**Task objective:** Reproduce the whole listing exactly.

**Input for this task:**
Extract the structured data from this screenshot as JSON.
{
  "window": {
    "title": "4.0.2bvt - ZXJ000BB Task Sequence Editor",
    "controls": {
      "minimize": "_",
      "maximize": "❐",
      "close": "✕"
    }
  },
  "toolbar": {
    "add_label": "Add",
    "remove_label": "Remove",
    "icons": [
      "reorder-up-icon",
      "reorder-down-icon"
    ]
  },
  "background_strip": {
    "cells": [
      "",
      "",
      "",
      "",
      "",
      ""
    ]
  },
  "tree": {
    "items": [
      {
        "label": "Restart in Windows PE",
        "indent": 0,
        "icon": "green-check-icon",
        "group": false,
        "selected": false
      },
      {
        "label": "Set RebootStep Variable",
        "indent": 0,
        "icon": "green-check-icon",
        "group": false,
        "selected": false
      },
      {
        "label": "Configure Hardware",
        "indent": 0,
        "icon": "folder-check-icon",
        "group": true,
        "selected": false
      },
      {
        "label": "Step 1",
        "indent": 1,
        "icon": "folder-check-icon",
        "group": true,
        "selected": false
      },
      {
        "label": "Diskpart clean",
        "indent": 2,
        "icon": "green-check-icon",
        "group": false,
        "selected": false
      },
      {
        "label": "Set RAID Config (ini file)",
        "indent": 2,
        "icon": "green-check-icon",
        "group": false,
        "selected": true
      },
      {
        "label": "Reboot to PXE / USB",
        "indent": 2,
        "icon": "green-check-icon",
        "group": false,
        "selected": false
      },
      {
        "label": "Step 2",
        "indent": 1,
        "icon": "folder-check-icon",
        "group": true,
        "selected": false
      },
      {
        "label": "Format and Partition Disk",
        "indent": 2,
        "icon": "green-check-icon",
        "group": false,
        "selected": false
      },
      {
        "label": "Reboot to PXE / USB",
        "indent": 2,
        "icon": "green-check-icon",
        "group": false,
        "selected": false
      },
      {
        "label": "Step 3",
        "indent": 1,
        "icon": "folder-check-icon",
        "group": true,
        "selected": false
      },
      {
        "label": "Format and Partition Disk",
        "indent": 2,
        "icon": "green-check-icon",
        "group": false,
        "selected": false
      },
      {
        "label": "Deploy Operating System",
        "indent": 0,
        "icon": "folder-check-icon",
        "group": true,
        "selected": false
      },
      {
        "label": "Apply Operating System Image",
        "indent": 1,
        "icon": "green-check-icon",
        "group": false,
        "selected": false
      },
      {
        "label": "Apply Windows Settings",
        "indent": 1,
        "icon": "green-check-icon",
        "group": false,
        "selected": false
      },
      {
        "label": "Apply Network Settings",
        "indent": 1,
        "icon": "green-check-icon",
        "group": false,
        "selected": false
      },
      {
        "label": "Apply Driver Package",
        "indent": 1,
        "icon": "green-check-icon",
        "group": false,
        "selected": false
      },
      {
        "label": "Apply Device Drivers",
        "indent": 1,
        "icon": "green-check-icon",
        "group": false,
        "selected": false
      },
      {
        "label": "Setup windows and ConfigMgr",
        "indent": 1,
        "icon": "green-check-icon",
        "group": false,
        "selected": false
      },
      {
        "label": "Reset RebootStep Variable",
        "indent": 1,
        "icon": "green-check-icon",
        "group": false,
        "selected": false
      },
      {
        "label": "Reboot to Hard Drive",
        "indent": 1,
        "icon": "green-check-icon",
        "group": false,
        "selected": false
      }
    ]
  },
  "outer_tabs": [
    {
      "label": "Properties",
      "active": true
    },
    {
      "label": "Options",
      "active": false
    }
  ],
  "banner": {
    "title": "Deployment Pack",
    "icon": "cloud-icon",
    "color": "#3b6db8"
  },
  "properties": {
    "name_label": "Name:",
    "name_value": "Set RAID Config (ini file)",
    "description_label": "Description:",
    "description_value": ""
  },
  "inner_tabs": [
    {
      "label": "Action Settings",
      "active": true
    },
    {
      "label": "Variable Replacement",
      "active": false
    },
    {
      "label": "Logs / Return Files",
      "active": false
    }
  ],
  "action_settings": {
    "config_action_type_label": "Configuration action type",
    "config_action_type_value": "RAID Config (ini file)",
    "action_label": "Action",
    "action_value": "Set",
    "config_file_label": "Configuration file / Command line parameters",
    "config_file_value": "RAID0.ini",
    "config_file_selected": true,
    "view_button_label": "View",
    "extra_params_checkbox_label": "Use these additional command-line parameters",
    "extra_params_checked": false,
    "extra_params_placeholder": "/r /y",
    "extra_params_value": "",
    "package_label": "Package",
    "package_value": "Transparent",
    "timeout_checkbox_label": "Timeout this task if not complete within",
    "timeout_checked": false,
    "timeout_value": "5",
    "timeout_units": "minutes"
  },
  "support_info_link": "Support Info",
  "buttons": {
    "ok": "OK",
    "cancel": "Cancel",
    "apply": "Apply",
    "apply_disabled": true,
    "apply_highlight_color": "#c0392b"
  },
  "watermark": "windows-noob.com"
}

**Final answer:**
Extract the structured data from this screenshot as JSON.
{
  "window": {
    "title": "4.0.2bvt - ZXJ000BB Task Sequence Editor",
    "controls": {
      "minimize": "_",
      "maximize": "❐",
      "close": "✕"
    }
  },
  "toolbar": {
    "add_label": "Add",
    "remove_label": "Remove",
    "icons": [
      "reorder-up-icon",
      "reorder-down-icon"
    ]
  },
  "background_strip": {
    "cells": [
      "",
      "",
      "",
      "",
      "",
      ""
    ]
  },
  "tree": {
    "items": [
      {
        "label": "Restart in Windows PE",
        "indent": 0,
        "icon": "green-check-icon",
        "group": false,
        "selected": false
      },
      {
        "label": "Set RebootStep Variable",
        "indent": 0,
        "icon": "green-check-icon",
        "group": false,
        "selected": false
      },
      {
        "label": "Configure Hardware",
        "indent": 0,
        "icon": "folder-check-icon",
        "group": true,
        "selected": false
      },
      {
        "label": "Step 1",
        "indent": 1,
        "icon": "folder-check-icon",
        "group": true,
        "selected": false
      },
      {
        "label": "Diskpart clean",
        "indent": 2,
        "icon": "green-check-icon",
        "group": false,
        "selected": false
      },
      {
        "label": "Set RAID Config (ini file)",
        "indent": 2,
        "icon": "green-check-icon",
        "group": false,
        "selected": true
      },
      {
        "label": "Reboot to PXE / USB",
        "indent": 2,
        "icon": "green-check-icon",
        "group": false,
        "selected": false
      },
      {
        "label": "Step 2",
        "indent": 1,
        "icon": "folder-check-icon",
        "group": true,
        "selected": false
      },
      {
        "label": "Format and Partition Disk",
        "indent": 2,
        "icon": "green-check-icon",
        "group": false,
        "selected": false
      },
      {
        "label": "Reboot to PXE / USB",
        "indent": 2,
        "icon": "green-check-icon",
        "group": false,
        "selected": false
      },
      {
        "label": "Step 3",
        "indent": 1,
        "icon": "folder-check-icon",
        "group": true,
        "selected": false
      },
      {
        "label": "Format and Partition Disk",
        "indent": 2,
        "icon": "green-check-icon",
        "group": false,
        "selected": false
      },
      {
        "label": "Deploy Operating System",
        "indent": 0,
        "icon": "folder-check-icon",
        "group": true,
        "selected": false
      },
      {
        "label": "Apply Operating System Image",
        "indent": 1,
        "icon": "green-check-icon",
        "group": false,
        "selected": false
      },
      {
        "label": "Apply Windows Settings",
        "indent": 1,
        "icon": "green-check-icon",
        "group": false,
        "selected": false
      },
      {
        "label": "Apply Network Settings",
        "indent": 1,
        "icon": "green-check-icon",
        "group": false,
        "selected": false
      },
      {
        "label": "Apply Driver Package",
        "indent": 1,
        "icon": "green-check-icon",
        "group": false,
        "selected": false
      },
      {
        "label": "Apply Device Drivers",
        "indent": 1,
        "icon": "green-check-icon",
        "group": false,
        "selected": false
      },
      {
        "label": "Setup windows and ConfigMgr",
        "indent": 1,
        "icon": "green-check-icon",
        "group": false,
        "selected": false
      },
      {
        "label": "Reset RebootStep Variable",
        "indent": 1,
        "icon": "green-check-icon",
        "group": false,
        "selected": false
      },
      {
        "label": "Reboot to Hard Drive",
        "indent": 1,
        "icon": "green-check-icon",
        "group": false,
        "selected": false
      }
    ]
  },
  "outer_tabs": [
    {
      "label": "Properties",
      "active": true
    },
    {
      "label": "Options",
      "active": false
    }
  ],
  "banner": {
    "title": "Deployment Pack",
    "icon": "cloud-icon",
    "color": "#3b6db8"
  },
  "properties": {
    "name_label": "Name:",
    "name_value": "Set RAID Config (ini file)",
    "description_label": "Description:",
    "description_value": ""
  },
  "inner_tabs": [
    {
      "label": "Action Settings",
      "active": true
    },
    {
      "label": "Variable Replacement",
      "active": false
    },
    {
      "label": "Logs / Return Files",
      "active": false
    }
  ],
  "action_settings": {
    "config_action_type_label": "Configuration action type",
    "config_action_type_value": "RAID Config (ini file)",
    "action_label": "Action",
    "action_value": "Set",
    "config_file_label": "Configuration file / Command line parameters",
    "config_file_value": "RAID0.ini",
    "config_file_selected": true,
    "view_button_label": "View",
    "extra_params_checkbox_label": "Use these additional command-line parameters",
    "extra_params_checked": false,
    "extra_params_placeholder": "/r /y",
    "extra_params_value": "",
    "package_label": "Package",
    "package_value": "Transparent",
    "timeout_checkbox_label": "Timeout this task if not complete within",
    "timeout_checked": false,
    "timeout_value": "5",
    "timeout_units": "minutes"
  },
  "support_info_link": "Support Info",
  "buttons": {
    "ok": "OK",
    "cancel": "Cancel",
    "apply": "Apply",
    "apply_disabled": true,
    "apply_highlight_color": "#c0392b"
  },
  "watermark": "windows-noob.com"
}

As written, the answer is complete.